To address this, we’ve recently been awarded an “Urgency Grant” – Response to the A68 Calving Event (RA68CE) – from NERC to send a fieldcrew to the Larsen C ice shelf, involving researchers from Leeds, Swansea and Aberystwyth, together with the British Geological and British Antarctic Surveys.

Figure 4: Emma Pearce and Dr Jim White preparing seismic equipment – intrepid geophysicists ready to wrap-up warm for field deployment on Larsen C! [Credit: Adam Booth]

The field team – Jim White and Emma Pearce (Fig. 4) – will undertake seismic and radar surveys at two main sites (Fig. 3) to assess the new stress regime around the Larsen C calving front. One of these sites is being reoccupied after seismic surveying in 2008-9, during the Swansea-led SOLIS project, allowing us to make a long-term comparison. These, and two other sites, will also be instrumented with EMLID REACH GPS sensors, to track small-scale ice movements than can’t be captured in the satellite data. The field observations will be supplied to a team of glacial modellers at Swansea University, to allow them to improve future predictions (e.g. Fig. 3), while their remote sensing team continues to monitor the evolving stress state at surface.

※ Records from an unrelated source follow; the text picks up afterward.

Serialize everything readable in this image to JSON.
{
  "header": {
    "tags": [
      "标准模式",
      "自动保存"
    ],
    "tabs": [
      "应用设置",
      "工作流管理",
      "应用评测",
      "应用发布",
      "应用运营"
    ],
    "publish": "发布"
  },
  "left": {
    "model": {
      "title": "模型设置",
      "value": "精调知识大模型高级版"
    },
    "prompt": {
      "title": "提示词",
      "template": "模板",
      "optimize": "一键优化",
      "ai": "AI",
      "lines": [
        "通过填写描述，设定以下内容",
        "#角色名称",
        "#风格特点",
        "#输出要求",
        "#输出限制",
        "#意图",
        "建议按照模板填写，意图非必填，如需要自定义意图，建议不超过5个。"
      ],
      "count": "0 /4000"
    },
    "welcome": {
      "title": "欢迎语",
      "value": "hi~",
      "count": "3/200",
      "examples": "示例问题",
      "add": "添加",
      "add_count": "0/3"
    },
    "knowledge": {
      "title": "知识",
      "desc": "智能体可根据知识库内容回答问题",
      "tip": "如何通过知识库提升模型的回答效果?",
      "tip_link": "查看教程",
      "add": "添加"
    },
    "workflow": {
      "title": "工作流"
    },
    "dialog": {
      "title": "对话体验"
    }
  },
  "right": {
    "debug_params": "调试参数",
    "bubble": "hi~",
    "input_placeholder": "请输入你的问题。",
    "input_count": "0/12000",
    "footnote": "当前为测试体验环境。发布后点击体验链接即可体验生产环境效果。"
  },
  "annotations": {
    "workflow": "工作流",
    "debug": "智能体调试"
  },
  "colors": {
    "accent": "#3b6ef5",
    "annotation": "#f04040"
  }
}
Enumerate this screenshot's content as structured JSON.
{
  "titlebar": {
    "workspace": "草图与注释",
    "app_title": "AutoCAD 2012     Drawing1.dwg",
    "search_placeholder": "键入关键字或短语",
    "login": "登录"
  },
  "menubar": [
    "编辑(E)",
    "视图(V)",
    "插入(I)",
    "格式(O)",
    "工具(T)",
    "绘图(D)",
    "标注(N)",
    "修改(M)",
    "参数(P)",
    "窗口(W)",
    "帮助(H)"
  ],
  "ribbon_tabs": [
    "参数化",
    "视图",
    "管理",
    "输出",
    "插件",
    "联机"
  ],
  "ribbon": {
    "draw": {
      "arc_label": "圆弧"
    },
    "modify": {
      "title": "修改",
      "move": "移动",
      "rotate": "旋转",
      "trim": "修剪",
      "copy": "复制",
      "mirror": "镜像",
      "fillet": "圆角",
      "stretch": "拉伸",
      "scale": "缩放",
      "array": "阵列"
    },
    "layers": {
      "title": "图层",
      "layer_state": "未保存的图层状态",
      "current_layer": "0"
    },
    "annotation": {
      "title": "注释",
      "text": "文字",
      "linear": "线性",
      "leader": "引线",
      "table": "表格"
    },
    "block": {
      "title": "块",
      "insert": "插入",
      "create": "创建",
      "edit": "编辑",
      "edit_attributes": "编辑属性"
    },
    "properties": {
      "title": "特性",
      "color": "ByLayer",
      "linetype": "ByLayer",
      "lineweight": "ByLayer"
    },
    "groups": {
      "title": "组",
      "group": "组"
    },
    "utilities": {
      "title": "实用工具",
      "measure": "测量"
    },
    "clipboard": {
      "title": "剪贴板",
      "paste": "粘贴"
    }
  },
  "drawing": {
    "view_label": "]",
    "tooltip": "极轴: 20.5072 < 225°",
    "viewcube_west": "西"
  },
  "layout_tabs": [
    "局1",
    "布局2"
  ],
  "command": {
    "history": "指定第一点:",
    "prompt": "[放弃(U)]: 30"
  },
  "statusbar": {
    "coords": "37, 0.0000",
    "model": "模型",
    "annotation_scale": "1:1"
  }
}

It’s truly exciting to be coordinating the first deployment, post A68, on Larsen C. Our data should provide a unique missing piece from the predictive jigsaw of Larsen C’s evolution, ultimately improving our understanding of the causes and effects of large-scale iceberg calving – both for Larsen C and beyond!

 

For ice-hot news from the field, follow Emma Pearce on twitter: @emm_pearce

 

Edited by Emma Smith


Further Reading

  • More information on Larsen C at the project MIDAS website
  • Learn more about ice shelf evolution with the Ice Flows game – eduction by stealth! Also check out the EGU Cryoblog post about it!
  • Borstad et al., 2017; Fracture propagation and stability of ice shelves governed by ice shelf heterogeneity; Geophysical Research Letters, 44, 4186-4194.
  • Wuite et al., 2015; Evolution of surface velocities and ice discharge of Larsen B outlet glaciers from 1995 to 2013. The Cryosphere, 9, 957-969.
  • Cornford et al., 2013; Adaptive mesh, finite volume modelling of marine ice sheets; Journal of Computational Physics, 232, 1, 529-549.

Adam Booth is a lecturer in Exploration Geophysics at the University of Leeds, UK. He is the PI on the NERC-funded project “Ice shelf response to large iceberg calving” (NE/R012334/1). After obtaining his PhD from the University of Leeds in 2008, he held postdoctoral positions at Swansea University and Imperial College London, in which he worked with diverse research applications of near-surface geophysics. He tweets as: @Geophysics_Adam